Thursday, 22 December 2016

Tandoor Chop Review - a new North Indian British Chop House Restaurant



The Tandoor Chop House has opened recently near Charing Cross in London, the restaurant philosophy is to combine the traditional North Indian eateries and tandoori menus with that of a classically British chop house offering high quality cuts of meat. We visited over the weekend for one of our annual family Christmas dinners. The little one was lucky enough to get tickets to watch Peppa Pig in the theatre with his Auntie and Uncle as his Christmas present this year, a great production from what I heard that was enjoyed both my him and the adults. We met up with them after the show for lunch and were able to book a table the day before at the Tandoor Chop House. 

                                                
We went on a Sunday afternoon for a late lunch and the restaurant was fairly but not completely packed, the location is slightly hidden away from the main street so less chance to discover it by just walking past which is a shame as it was great. 

Similar to other Indian restaurants that have opened in the last few years in London such as Dishoom and Gymkhana both in terms of its striped down relaxed decor which is heavily influenced by their counterpart originals back in India and also with regards to the condensed menu serving significantly less dishes than your local curry house on the high street. 
Tandoor Chop House gets the balance just right in terms of a relaxed atmosphere but still provided exceptional quality and cooking of the food. The menu is divided into 5 main sections, snacks, tandoor, sides, naan and dessert and the great thing about going with a large group is I got to taste it all pretty much.

Drinks are also a big of the dining experience with a whole section dedicated to Gins and several specialist cocktails, including the Strand Spritz below, the winner however was one of the special cocktails of the day the - Punjabi Sour - a twist on a traditional whiskey sour. 


I loved the attention to detail including all the copper ware and these traditional clay water bottles. Similar to restaurants back in India water is presented as soon as you take a seat at the table to in a way welcome you as a guest. 


For starters we tried all 5 of the snack items, my favourite personally being the Seekh Kebab roll and Bhaji Onion Rings. Both of these were cooked perfectly with the right balance of spice and heat. Also great when the chutneys add so much depth to the dishes and not merely there as a garnish. The Keema was good but a bit too much cinnamon for my liking. Both the fish dishes were great but maybe with it being December and having come in from the cold the lamb and onion rings stood out more, the Tuna was very refreshing and similar to a chaat in flavour.

Seekh kebab roll, green chutney & pomegranate
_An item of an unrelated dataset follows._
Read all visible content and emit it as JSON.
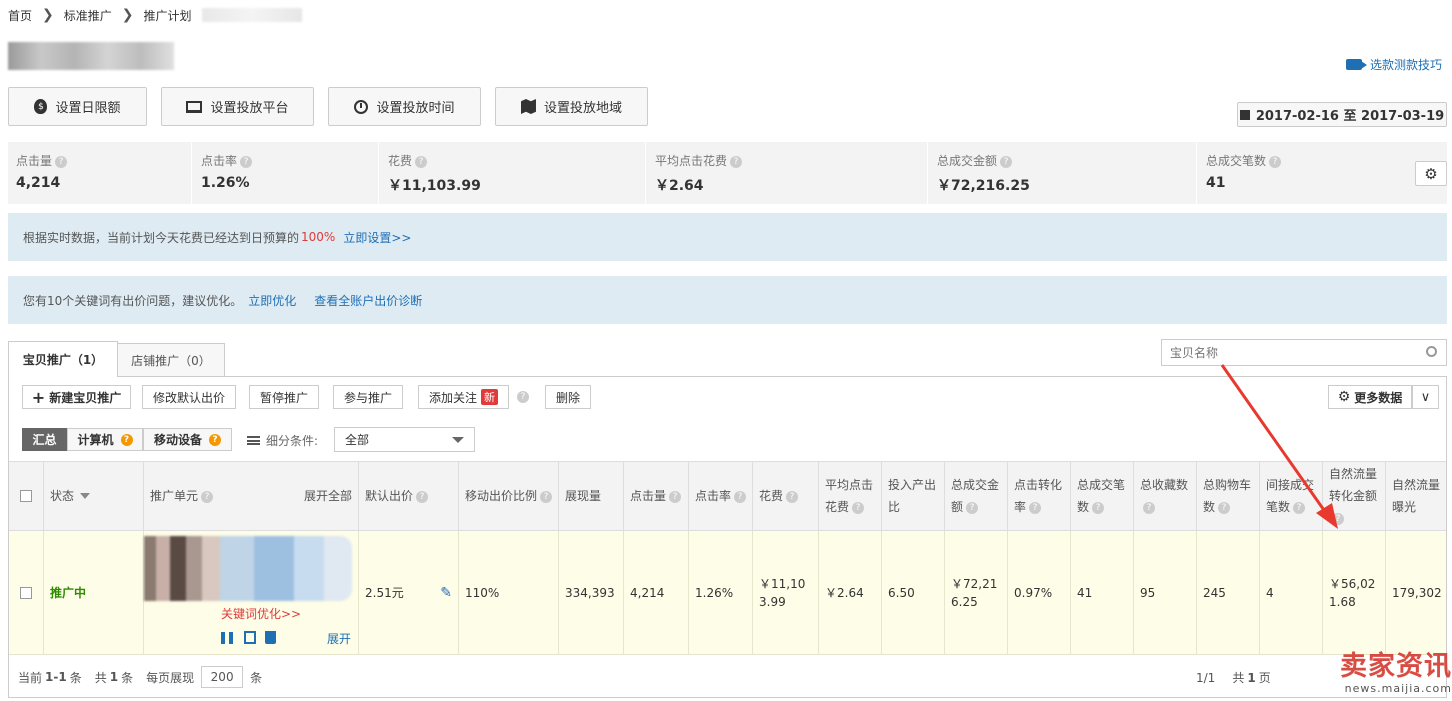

Dexter ‘dripping’ keema naan, green chilli
              & yoghurt

Bhaji onion rings, burnt garlic chutney

Keralan raw tuna tartare, coconut
         & fried curry leaves

IPA’ battered & spiced squid and prawns,
               chilli chutney

The snack portion size is small so for a group of 6 we shared around 8 of these for a starter, guess it just depends on how hungry you are and we were all very hungry.

For mains though the portion sizes are very generous, in particular the steak and the chicken which one portion was more than enough to share between us. My ultimate hero though out of the entire lunch were the juicy, tender, still pink but charred crispy fat lamb chops, very delicious.

We also shared a black dhal which was ok, not spicy enough for me but I liked the smoked undertones.  I also tried all three naan, my favourite was the garlic, cheese and chili one. The bone marrow naan did not taste much different to the butter naan.

Service was great, no issues with ordering more drinks or extra food and its always a good sign having an open kitchen to be able to see how happy the chef is whilst cooking your dinner.

Amritsari crispy lamb chops

Masala boti rubbed ribeye

House tandoor chicken

Corn on the cob ‘tikka’, black sesame & lime

My little one is over 2 now so he is fine sitting in a normal chair or on a bench as the restaurant did not yet have any highchairs if you have a baby, they did say these were due to come in shortly. More of an issue is no baby changing, again my one is old enough to a)not be in nappies and b)get changed standing up but just to be aware off. Its not marketed as a child friendly restaurant and is more of an upmarket place but Bubs is quite well behaved so this was not an issue for us but some people may not feel comfortable taking small children. It depends entirely on you, its not very large either so there is not any space for them to run around. They were very accommodating to our pushchair as Bubs was asleep when we got there and also reserved us a booth so he could sit comfortably on the bench seating too. I also think the Gunpowder fries we got on the house were due to his cheeky smile at the waitress when she tried to pick his plate up before he had finished. 

For desert we choose the ice cream and the halwa pudding which I thought was a very clever desert and a great way to round of the meal. Gajjar (Carrot) Halwa is a traditional sticky Indian desert and this was baked into a sticky toffee pudding, the perfect combination of both Indian and British which summarise the ethos of the entire restaurant and its concept. 

I would be more than happy to go back to Tandoor Chop House and look forward to seeing how the menu evolves. 


Chai Syrup, Ice cream and Pistachio



Halwa Sticky Toffee Pudding with Clotted Cream